Some like it hot. Some like it very hot. If this last description fits you to a tea, then check our what may be brewing in the study just published in the International Journal of Cancer.
The study found that drinking at least 700 milliliters a day of tea that’s 60° Celsius or hotter was associated with about a 90% increase in the likelihood of developing a cancer of the esophagus called esophageal squamous cell carcinoma (ESCC). If a Jacuzzi sign says, “water may be 60° Celsius,” don’t get in, because 60° Celsius translates to 140°Fahrenheit, using the following formula: (60°C × 9/5) + 32 = 140°F. To borrow the catchphrase of Paris Hilton, “that’s hot.”
These results came from studying participants in the Golestan Cohort Study, which had enrolled people from the Golestan Province in northeastern Iran from 2004 to2008 This study cohort ended up including around 50,000 adults who ranged from 40 to 75 years old and were followed for a median of 10.1 years. Hot tea drinking is rather common in this province, and from 2004 to 2017, study participants had 317 newly diagnosed cases of ESCC.
At the beginning of the study, the researchers assessed each participant’s hot-tea-ness via three methods.
- Asking participants whether they tended to drink their tea warm/lukewarm, hot, or very hot: The study found that those who indicated a preference for “very hot” tea were 2.41 times as likely to have eventually developed ESCC, compared to those who preferred “cold/lukewarm” tea.
- Asking participants how many minutes they tended to wait from tea being poured to drinking it. Those who reported drinking tea less than 2 minutes after pouring were 1.51 time more likely to have develop ESCC than those who reported waiting for at least 6 minutes.
- Using a sample of cup tea to measure the temperature that participants preferred. This entailed first pouring two cups of tea, one to measure the temperature of the tea and the other for the participant to drink. The researchers then asked teach participant to sip the tea at different intervals while the tea progressively cooled and whether that temperature was consistent with what the participants usually drank. Based on this method, those who preferred 60°C or hotter tea were 1.41 times as likely to have eventually developed ESCC compared those who preferred tea less than 60°C.
Combining these findings showed that drinking very hot tea (60°C or hotter) correlated with a 90% increase in the likelihood in developing ESCC.
So, the question is hot tea or not hot tea? Well, keep in mind that a 60° C tea is not just a hot tea but it is a very hot tea. Therefore, this study’s results really focused on very hot tea rather than just hot tea. Moreover, such cohort studies can only show associations and cannot prove cause and effect. It is possible that people who are more likely to drink very hot tea also have other factors that could separately contribute to developing esophageal cancer.
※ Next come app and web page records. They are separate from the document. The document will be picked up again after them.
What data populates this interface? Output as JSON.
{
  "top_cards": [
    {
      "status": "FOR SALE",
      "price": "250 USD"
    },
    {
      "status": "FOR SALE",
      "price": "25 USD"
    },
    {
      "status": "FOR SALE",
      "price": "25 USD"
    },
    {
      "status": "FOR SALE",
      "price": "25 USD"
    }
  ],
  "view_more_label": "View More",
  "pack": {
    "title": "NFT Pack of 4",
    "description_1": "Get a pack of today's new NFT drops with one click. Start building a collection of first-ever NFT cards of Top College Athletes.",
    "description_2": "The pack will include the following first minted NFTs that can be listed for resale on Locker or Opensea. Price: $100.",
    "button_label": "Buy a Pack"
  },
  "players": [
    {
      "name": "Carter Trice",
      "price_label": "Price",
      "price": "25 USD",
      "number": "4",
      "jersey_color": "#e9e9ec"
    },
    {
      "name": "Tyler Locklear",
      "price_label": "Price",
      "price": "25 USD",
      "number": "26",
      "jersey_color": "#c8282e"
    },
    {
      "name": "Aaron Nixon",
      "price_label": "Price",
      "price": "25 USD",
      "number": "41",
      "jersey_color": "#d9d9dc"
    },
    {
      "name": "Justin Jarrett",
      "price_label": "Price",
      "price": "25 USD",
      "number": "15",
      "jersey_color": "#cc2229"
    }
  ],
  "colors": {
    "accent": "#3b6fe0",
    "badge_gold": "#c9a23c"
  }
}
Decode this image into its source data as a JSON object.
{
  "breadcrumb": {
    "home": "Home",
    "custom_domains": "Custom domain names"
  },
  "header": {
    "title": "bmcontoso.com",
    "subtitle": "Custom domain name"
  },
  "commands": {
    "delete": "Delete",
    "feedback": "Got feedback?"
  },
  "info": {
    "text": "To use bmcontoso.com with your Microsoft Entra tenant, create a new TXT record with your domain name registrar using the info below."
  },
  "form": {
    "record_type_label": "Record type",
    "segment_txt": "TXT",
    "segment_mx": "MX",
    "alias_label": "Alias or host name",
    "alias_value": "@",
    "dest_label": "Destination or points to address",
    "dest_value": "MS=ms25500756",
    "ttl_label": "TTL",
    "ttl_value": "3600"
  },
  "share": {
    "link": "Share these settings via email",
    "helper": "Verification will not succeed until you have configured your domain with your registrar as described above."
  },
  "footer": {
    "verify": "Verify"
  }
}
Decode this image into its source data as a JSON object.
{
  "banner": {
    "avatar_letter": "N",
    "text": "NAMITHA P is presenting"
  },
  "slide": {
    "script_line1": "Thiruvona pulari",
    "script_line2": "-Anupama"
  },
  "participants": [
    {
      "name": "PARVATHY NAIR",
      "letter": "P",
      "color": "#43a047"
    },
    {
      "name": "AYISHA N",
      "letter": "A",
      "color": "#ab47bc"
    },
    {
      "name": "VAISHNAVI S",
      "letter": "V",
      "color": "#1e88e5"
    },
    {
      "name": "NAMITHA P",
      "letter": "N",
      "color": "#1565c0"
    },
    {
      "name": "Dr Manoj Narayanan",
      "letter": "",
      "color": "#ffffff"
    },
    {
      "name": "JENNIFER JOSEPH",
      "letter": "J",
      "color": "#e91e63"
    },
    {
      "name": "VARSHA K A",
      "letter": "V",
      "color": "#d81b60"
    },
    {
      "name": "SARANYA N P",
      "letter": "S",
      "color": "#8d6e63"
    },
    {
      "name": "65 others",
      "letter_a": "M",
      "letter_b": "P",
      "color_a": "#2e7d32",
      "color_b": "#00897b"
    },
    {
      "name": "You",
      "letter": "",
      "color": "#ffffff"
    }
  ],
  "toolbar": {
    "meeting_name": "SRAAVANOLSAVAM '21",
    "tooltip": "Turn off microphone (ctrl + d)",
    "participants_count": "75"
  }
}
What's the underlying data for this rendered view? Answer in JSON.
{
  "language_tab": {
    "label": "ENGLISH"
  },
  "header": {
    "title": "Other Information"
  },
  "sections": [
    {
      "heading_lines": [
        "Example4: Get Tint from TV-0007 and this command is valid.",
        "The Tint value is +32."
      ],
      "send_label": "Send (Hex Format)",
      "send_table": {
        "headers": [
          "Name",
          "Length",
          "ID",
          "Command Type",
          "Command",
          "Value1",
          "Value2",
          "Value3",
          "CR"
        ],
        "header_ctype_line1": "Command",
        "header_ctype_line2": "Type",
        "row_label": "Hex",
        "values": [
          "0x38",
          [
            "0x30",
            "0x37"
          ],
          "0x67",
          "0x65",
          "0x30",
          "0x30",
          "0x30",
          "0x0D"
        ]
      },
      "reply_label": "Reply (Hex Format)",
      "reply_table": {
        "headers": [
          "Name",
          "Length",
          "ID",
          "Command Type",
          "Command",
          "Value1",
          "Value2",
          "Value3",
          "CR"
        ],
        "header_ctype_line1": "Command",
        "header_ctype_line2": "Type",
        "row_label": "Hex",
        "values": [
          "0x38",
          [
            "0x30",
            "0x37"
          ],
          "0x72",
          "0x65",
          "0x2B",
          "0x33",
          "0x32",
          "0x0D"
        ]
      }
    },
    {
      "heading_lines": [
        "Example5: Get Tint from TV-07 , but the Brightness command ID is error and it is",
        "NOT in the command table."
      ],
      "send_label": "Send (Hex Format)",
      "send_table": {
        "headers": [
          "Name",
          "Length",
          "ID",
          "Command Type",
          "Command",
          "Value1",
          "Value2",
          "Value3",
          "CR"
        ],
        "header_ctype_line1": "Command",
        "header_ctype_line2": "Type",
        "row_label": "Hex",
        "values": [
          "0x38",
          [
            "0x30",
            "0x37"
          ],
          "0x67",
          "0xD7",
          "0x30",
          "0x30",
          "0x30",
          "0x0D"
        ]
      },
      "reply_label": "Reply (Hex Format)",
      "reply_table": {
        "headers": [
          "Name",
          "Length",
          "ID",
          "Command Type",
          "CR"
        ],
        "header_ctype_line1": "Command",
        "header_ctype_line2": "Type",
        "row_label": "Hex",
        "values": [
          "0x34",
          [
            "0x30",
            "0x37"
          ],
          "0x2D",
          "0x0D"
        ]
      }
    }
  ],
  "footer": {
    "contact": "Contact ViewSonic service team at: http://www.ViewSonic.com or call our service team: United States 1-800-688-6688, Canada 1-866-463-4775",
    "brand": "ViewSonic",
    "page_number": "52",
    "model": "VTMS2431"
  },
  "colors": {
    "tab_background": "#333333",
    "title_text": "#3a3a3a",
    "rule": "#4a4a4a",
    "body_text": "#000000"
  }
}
For example, do very hot tea drinkers also have different diets, social situations, or environmental exposures that the study did not capture?
However, this is not the first study to show an association between regularly drinking hot beverages and increased risk of esophageal cancer. For example, there’s the study mentioned in this Good Morning America segment from last year:
One theory is that hot beverages may cause damage to the lining of your esophagus. Over time, repeated damage and healing may result in abnormal growth occurring. Of course, if such damage is occurring, would this be the result of just the heat or instead specific components of the beverage? In other words, would you get the same results if you regularly drank very hot tea, very hot coffee, very hot water, very hot soda, or very hot ice cubes, which wouldn’t really be ice cubes anymore? Although more research is needed to better determine what may be going on, in 2016 the International Agency for Research on Cancer (IARC) classified very hot beverages, which are any beverage 65° C or 149° F or hotter, as probable carcinogens.
Therefore, if you are pouring yourself something piping hot, you may want to cool it a bit before drinking it. Your esophagus is not like your fingers or your arm, otherwise that would be really creepy. Your esophagus may not be able to feel the same pain when coming into contact with something very hot. Lack of pain doesn’t necessarily mean that damage isn’t being done. Therefore, before drinking anything, test the container first and then the beverage with your fingers. If the container is too hot to touch, then the beverage probably is as well. If the beverage is too hot for your fingers, then it is probably too hot for the rest of your body. If your fingers feel OK, then test the beverage very carefully with your lips or tongue before drinking it. Again if it is too hot for any part of your body (with the possible exception of your eye), it is probably too hot for your esophagus. You may want a hot body, but you don’t want a hot esophagus.
< div _ ngcontent-c14="" innerhtml="